Despite a spate of headlines showing drone users to be reckless attention-seekers or outright dangerous, the industry believes the sky is the limit for demand for unmanned copters.
Representatives attending Japan’s first major industry exhibition Wednesday said they expect the market for unmanned multirotor aerial vehicles to soar in years ahead.
Participants at the International Drone Expo at Makuhari Messe, Chiba Prefecture, also said proper regulations are needed for both the industry and users. They welcome the fact that the government is now trying to develop rules for drone use.
“I understand that there is some criticism, but drones will be more widely used without a doubt. They have higher general versatility and flight stability than helicopters and planes,” said Masaya Kikuchi, an engineer with Chuo Electronics Co.
The Tokyo-based company makes systems that enable drones to fly without human control. Kikuchi said the market’s potential represents a good business opportunity for the firm.
He predicts that the market will develop around businesses rather than consumers. For example, construction companies can use drones to examine the condition of bridges in instances where it would be difficult for a human to reach, and security firms can operate them for surveillance.
The event is the first international drone expo to take place in Japan, with 50 firms participating. Although relatively small, occupying a minor site at the convention center, on Wednesday it was packed, showing high interest among the public.

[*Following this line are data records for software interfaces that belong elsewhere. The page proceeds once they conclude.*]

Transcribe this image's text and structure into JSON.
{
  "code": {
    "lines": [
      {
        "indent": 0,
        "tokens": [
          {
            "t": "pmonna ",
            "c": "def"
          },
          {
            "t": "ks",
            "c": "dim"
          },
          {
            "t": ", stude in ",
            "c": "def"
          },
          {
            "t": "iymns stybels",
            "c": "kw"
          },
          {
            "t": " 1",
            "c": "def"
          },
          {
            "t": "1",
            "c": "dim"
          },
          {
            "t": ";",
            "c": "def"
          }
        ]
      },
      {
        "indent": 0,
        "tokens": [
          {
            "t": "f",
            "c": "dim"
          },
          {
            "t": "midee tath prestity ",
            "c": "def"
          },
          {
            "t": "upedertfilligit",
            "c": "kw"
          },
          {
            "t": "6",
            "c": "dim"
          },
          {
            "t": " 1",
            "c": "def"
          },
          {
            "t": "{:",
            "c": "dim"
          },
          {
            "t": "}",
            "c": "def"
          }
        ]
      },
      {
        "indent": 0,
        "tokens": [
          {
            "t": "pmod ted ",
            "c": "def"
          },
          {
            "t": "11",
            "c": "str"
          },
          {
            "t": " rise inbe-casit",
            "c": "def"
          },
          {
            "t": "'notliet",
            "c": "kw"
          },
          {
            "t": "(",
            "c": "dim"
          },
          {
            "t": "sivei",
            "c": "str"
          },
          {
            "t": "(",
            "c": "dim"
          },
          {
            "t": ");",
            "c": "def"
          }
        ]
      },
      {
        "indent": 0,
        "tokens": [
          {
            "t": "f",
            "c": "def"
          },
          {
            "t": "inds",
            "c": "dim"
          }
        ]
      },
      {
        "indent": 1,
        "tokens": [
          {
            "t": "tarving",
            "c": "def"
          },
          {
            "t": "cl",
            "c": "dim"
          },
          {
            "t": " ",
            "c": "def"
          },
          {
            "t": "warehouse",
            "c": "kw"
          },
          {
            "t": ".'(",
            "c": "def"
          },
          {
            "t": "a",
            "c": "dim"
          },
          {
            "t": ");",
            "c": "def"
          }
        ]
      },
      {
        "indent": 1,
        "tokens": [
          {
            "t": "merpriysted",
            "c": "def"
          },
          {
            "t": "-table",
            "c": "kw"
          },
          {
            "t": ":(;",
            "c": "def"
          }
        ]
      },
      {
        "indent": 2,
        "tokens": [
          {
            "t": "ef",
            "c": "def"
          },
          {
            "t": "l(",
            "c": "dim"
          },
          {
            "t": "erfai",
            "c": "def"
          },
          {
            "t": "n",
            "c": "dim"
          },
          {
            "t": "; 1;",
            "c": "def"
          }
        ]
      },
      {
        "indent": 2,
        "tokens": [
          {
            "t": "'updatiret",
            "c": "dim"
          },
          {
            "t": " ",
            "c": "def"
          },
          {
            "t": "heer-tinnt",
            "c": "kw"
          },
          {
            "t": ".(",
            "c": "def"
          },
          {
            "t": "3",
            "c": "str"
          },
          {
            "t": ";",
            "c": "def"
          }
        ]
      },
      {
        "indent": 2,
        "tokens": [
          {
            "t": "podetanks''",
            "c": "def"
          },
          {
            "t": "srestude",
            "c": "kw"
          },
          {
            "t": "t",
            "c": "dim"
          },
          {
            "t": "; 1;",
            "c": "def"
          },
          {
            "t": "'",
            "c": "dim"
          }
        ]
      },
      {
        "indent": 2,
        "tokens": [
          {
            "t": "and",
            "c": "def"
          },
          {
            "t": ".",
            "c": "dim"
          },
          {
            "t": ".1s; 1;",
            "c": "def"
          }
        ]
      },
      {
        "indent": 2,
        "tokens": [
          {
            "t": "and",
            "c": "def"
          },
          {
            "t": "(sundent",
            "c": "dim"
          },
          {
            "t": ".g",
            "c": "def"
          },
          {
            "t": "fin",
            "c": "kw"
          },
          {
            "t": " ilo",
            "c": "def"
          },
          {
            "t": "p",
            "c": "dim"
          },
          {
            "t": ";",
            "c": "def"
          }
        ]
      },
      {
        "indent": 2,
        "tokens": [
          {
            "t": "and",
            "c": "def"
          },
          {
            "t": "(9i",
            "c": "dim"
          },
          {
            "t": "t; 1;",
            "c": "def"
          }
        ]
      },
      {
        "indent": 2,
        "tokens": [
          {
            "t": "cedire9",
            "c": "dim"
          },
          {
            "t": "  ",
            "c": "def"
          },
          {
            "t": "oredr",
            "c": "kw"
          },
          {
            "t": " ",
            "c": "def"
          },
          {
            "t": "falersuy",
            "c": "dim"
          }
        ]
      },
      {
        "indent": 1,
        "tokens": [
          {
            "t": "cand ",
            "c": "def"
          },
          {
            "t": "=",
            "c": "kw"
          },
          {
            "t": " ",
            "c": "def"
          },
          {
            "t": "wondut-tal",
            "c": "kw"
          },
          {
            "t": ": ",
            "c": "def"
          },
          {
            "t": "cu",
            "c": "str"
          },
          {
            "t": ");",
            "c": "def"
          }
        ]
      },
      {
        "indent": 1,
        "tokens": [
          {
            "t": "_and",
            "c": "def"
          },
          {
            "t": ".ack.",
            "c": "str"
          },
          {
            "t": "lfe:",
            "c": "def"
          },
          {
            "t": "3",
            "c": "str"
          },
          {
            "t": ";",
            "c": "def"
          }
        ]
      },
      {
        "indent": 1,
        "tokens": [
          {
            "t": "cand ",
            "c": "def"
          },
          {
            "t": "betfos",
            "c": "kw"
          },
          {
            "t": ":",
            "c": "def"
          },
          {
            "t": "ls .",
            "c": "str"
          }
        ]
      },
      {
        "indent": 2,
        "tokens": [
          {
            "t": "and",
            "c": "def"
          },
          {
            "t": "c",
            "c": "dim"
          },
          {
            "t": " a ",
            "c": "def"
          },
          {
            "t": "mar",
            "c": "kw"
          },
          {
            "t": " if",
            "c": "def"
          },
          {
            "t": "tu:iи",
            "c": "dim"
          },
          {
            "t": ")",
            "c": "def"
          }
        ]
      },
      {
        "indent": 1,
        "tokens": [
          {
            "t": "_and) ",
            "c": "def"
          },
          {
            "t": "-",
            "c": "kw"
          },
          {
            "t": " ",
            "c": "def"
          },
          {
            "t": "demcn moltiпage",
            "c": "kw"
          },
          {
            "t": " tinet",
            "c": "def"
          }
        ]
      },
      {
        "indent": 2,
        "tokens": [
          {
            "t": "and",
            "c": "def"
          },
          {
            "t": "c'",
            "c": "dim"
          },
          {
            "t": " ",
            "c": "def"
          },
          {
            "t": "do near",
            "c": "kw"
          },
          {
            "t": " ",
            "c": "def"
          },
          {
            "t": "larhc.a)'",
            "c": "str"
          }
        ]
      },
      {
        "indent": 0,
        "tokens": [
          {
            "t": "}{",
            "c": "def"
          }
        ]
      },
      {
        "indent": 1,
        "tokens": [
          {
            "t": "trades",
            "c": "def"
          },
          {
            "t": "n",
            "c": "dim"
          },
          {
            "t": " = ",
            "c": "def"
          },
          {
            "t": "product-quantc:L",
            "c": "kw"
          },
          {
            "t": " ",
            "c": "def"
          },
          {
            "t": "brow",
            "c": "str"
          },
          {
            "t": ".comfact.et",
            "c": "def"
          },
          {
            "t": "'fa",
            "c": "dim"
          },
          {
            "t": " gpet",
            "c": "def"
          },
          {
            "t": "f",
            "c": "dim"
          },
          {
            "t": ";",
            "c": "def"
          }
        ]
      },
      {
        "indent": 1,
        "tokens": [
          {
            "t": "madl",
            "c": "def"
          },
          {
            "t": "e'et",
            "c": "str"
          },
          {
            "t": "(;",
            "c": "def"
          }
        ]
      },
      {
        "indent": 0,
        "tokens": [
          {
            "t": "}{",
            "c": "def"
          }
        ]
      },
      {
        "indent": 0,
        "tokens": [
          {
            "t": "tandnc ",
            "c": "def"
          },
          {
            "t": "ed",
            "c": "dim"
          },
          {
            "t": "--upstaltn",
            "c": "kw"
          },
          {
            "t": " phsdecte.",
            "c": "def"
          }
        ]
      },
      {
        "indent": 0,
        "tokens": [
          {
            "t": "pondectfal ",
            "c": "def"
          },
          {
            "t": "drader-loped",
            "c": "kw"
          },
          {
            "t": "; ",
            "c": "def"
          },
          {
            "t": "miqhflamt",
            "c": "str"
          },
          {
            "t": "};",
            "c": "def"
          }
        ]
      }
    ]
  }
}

The fact that drones have made media headlines recently might have stirred interest.
An unmanned quadcopter carrying a radioactive payload was found on the roof of Prime Minister Shinzo Abe’s office on April 22. A man from Fukui Prefecture came forward, saying he had carried out the stunt in protest at the government’s nuclear policy. He was arrested and charged.
Other incidents that made recent headlines include broadcaster Tokyo MX flying a drone by mistake into the grounds of the British Embassy in April, and another flown by a 15-year-old boy falling at Zenkoji Temple in Nagano, which prompted the monks to ban flights on the premises.
The radioactive drone case prompted the government to set about drafting rules. It is reportedly considering requiring people to register their names and addresses when purchasing one. It also plans to ban overflights at facilities such as the prime minister’s office, the Imperial Palace and the Diet.
Currently, people are basically free to fly drones anywhere at altitudes below 250 meters, except near airports and some parks.
“The current situation is not very good because there is no law. (Some of) our customers question where they can fly drones and whether they need permission,” said Wu Tao, who heads the Japan branch of China-based DJI, a major drone maker.
“If we have a law that states where to get permission or licenses and establishes insurance systems, I think that will energize the industry,” said Wu, who addressed an international symposium during the expo.
Randy Mackay, who heads Nagano-based drone software company Japan Drones, said regulations are important because they will help to guide engineers and manufacturers.
For instance, if flying over the Prime Minister’s Official Residence is off limits, “we can add software features, which will stop the copter going over top of this house. . . . In that way, regulations are actually quite helpful,” said Mackay.